Long popular in Japan and other parts of Asia, capsule hotels offer travellers and business professionals a small space to lay their head over night at a lower cost than traditional hotels. Just opened in the Central district of Hong Kong, SLEEEP is the region’s first capsule offering, and was two (long) years in the making for local product developer Space is Ltd.
The firm, helmed by lifelong friends Alex Kot and Jun Rivers, first developed the SLEEEP prototype in response to Harvard's Dean Challenge asking for design proposals to address population challenges in urban environments. Two years later, they have realised the concept on their own in a small, former-residential space in Central/Sheung-Wan.
SLEEEP provides eight high quality, eco-friendly sleeping environments for clients on an hourly or nightly basis thanks to its patent-pending capsule – named SLPer®. Each SLPer provides an intimate space for the user that includes a plethora of functional and aesthetic details such as: a metal skin, real wood lining inside, rounded corners and even circadian lighting.
“With our new hospitality concept we hope to offer a sanctuary for people to relax and recharge. It's a breathing space within a suffocating environment”
Once inside, each guest is enclosed by an innovative magnetic curtain that is quiet to operate and effective for privacy. The circadian lighting, active air supply and climate control are utilised based on scientific findings to give its occupants the highest quality sleep possible, and we all want our eight hours a night!
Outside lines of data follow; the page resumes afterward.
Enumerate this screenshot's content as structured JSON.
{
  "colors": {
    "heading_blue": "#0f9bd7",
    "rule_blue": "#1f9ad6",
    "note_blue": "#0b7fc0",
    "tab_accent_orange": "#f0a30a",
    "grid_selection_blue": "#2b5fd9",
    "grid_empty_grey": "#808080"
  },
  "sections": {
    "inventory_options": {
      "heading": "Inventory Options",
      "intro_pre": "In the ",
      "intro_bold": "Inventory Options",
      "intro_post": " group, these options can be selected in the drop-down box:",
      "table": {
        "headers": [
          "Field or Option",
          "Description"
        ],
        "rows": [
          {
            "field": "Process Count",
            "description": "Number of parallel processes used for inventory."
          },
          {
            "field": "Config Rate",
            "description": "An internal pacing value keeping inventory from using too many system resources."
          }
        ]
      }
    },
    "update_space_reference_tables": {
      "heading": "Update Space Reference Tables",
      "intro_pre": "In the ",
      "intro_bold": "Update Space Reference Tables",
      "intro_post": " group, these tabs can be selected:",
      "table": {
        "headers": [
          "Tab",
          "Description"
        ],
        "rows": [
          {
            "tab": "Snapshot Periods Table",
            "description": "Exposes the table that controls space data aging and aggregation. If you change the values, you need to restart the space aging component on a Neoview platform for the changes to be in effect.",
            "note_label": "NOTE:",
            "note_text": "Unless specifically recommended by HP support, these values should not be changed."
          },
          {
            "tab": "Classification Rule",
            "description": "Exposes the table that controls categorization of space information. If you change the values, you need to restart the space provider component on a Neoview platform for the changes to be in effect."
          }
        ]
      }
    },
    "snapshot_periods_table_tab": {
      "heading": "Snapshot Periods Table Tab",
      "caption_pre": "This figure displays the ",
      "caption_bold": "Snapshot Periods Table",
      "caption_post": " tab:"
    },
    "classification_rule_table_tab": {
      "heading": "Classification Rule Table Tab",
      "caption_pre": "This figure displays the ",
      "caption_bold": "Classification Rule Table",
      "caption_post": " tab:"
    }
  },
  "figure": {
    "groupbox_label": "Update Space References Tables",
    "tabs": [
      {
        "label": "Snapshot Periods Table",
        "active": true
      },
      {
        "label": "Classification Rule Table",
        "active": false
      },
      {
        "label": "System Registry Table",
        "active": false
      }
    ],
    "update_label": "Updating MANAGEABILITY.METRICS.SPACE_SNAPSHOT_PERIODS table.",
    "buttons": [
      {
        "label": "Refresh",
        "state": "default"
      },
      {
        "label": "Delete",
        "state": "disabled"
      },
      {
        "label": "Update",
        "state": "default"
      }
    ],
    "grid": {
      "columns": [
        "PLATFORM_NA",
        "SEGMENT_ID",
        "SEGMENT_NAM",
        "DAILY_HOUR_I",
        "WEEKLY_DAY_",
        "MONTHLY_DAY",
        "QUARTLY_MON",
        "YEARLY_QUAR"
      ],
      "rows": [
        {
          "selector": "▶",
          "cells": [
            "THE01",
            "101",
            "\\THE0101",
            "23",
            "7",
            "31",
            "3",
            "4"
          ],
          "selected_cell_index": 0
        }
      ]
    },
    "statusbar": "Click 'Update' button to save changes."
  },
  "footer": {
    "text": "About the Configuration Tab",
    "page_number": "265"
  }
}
"Sleep is an essential activity that is practiced by everyone, everyday, everywhere. Yet, in a stressful and overworked environment such as Hong Kong, that foundation is sacrificed in the name of improving living standards. We thought that contradictory and unsustainable." said Jun Rivers, one of the two founders of SLEEEP. "With our new hospitality concept we hope to offer a sanctuary for people to relax and recharge. It's a breathing space within a suffocating environment.”